Which, of course, doesn’t mean that the interpretation is wrong: it could easily be the case that Buddharakkhita’s version is better. Hmm. It certainly links nicely with the Bhavasutta: kammaṁ khettaṁ, viññāṇaṁ bījaṁ, taṇhā sneho.


The stream of senses, watered by craving,
become a person’s joys.


Commentary says there is one,


Still not convinced, I’m afraid. :man_shrugging:


This sounds much better than earlier one.
:pray: :pray: :pray:

savanti sabbadhi sotā ti ime taṇhāsotā cakkhudvārādīnaṃ vasena sabbesu rūpādīsu ārammaṇesu savanato, sabbāpi rūpataṇhā…pe…

saritānī ti anusaṭāni payātāni. sinehitānī ti cīvarādīsu pavattasinehavasena sinehitāni ca, taṇhāsinehamakkhitānīti attho. somanassānī ti taṇhāvasikassa jantuno evarūpāni somanassāni bhavanti. te sātasitā ti te taṇhāvasikā puggalā sātanissitā sukhanissitā ca hutvā sukhesino sukhapariyesino bhavanti


We lost the ephemeral of “slippery” which underscored the futility of grasping.
The new translation suggests we could simply hang a net across the stream to relish whatever comes by. That’s actually how I spent much of my life, passively relishing delights, so this translation would not have jarred me loose from that delusion.


Joys in not the right word, existence is

Bhava is the thing keeps us in infinite cycle of paticca sammupada

Many translate as becoming but a sri lanka monk insist the right translation is exist


“Joys” renders somannassāni.

Bhavati/hoti is commonly used in both senses. Here I am not sure which is preferable.


I see, the word somanassani refers to enjoyment, delight in pleasures as such.

While the word ‘joy’ more into independent happiness from inside

Jantuno to be more specify is translated into ‘livings’ than a person

bhavanti is meant to be existings, existence

To put it in english ,perhaps it should be:
In the ungraspable streams of senses, the livings enjoys their existence

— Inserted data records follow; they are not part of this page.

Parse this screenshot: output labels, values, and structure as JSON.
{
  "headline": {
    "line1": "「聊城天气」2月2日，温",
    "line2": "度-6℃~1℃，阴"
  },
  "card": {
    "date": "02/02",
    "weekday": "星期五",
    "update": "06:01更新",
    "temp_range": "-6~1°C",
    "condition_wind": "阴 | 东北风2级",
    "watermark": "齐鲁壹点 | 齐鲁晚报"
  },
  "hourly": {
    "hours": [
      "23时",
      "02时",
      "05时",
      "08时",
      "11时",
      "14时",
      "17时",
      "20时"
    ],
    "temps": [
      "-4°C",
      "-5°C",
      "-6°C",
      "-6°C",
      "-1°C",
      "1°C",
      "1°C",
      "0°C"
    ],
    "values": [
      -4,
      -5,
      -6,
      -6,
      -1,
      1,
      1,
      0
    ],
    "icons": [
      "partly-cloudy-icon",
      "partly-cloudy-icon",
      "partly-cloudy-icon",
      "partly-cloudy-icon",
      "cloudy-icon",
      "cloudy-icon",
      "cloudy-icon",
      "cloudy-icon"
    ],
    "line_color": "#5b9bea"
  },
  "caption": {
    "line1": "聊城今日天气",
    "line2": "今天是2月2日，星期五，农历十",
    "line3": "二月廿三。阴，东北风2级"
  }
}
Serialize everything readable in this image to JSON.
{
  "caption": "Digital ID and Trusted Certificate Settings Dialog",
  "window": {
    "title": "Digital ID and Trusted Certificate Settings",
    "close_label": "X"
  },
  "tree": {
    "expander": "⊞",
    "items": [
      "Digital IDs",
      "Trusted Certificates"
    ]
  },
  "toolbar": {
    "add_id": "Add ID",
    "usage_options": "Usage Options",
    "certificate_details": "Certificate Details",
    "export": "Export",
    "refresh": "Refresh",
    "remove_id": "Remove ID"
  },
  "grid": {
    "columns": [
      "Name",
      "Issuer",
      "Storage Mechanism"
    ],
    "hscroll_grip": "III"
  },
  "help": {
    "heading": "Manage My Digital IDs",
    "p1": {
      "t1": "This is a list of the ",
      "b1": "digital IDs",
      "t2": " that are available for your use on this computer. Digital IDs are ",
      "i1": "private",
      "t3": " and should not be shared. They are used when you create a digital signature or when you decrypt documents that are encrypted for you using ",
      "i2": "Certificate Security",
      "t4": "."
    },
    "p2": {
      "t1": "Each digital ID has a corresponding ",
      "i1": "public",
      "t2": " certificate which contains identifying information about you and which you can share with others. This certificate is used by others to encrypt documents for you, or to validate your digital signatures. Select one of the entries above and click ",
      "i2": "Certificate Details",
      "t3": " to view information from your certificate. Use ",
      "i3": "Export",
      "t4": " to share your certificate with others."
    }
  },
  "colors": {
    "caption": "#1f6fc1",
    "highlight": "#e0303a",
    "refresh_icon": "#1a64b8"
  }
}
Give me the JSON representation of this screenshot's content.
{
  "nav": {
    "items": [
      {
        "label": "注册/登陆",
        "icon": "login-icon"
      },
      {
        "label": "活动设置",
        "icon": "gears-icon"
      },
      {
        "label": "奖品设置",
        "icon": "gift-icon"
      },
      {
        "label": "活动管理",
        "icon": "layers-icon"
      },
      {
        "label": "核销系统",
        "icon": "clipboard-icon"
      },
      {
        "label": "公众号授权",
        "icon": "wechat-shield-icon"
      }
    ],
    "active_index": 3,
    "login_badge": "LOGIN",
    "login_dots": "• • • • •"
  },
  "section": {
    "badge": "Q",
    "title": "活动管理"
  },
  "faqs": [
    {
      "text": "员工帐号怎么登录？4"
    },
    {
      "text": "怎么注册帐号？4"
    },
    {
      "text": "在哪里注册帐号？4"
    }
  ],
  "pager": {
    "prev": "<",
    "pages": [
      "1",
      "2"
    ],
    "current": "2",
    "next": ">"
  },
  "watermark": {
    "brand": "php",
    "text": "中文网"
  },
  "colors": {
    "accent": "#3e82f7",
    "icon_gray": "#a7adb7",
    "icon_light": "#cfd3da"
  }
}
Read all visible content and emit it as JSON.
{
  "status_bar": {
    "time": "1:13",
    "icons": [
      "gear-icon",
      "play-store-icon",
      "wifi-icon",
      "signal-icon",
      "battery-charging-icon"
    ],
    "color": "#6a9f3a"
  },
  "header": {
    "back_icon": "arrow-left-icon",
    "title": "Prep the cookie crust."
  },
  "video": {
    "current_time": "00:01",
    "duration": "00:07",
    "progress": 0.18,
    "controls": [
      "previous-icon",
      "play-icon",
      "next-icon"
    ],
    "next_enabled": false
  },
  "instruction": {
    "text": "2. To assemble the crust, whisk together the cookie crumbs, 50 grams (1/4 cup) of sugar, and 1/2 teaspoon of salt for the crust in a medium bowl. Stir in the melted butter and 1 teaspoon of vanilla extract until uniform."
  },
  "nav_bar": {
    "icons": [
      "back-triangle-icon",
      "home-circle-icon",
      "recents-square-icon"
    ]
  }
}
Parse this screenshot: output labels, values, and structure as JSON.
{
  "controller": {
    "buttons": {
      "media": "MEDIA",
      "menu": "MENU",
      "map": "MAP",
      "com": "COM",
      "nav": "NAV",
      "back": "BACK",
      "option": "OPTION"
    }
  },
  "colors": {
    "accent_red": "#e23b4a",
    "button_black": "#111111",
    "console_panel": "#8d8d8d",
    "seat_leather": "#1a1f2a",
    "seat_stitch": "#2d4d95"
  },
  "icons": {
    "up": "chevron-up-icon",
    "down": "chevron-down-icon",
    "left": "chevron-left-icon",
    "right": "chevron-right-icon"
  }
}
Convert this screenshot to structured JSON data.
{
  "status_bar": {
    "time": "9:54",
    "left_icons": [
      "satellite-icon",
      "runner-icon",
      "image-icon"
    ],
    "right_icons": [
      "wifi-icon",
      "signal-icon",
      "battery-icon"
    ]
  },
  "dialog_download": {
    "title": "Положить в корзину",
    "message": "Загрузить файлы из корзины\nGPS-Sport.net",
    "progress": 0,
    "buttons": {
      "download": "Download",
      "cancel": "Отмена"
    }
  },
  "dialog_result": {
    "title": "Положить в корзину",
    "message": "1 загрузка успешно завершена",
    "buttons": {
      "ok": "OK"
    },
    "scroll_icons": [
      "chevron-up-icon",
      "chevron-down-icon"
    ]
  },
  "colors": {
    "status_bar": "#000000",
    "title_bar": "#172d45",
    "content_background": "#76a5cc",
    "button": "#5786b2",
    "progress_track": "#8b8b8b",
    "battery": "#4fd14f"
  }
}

Thats why Buddharakkhita translation more closer to the meaning


(341) Saritāni sinehitāni ca,
Somanassāni bhavanti jantuno;
Te sātasitā sukhesino,
Te ve jātijarūpagā narā

(341) A creature’s pleasures are extravagant and
luxurious; given tip to pleasure and deriving happiness, men undergo (again and again) birth and decay.

By F. Max Muller. (1895-1910) THE SACRED BOOKS OF THE EAST, Vol 10, 82.( latest 2013).

Bhante @sujato,
This paper has a good analysis on dhammapada commentary. However, it also suggests that commentary is not necessary for the understanding of the content of the Dhammapada.
Appleton, N. (2012). Dhammapada and Dhammapada Commentary: The Story of the Verses. Religions of South Asia , 6 (2), 245-256. DOI: 10.1558/rosa.v6i2.245


Umm, “livings” is not a word. Jantu is simply a (somewhat poetic) word for a person, here appearing in the genitive singular form: “of a person”.


Dear Bhante I agree. Fluid and slippery are a person’s happy mental states.

Literally (if I’ve got it correct?) I get: fluid-they-are greased-they-are and, happy-mind-they-are becoming-they-do person-for.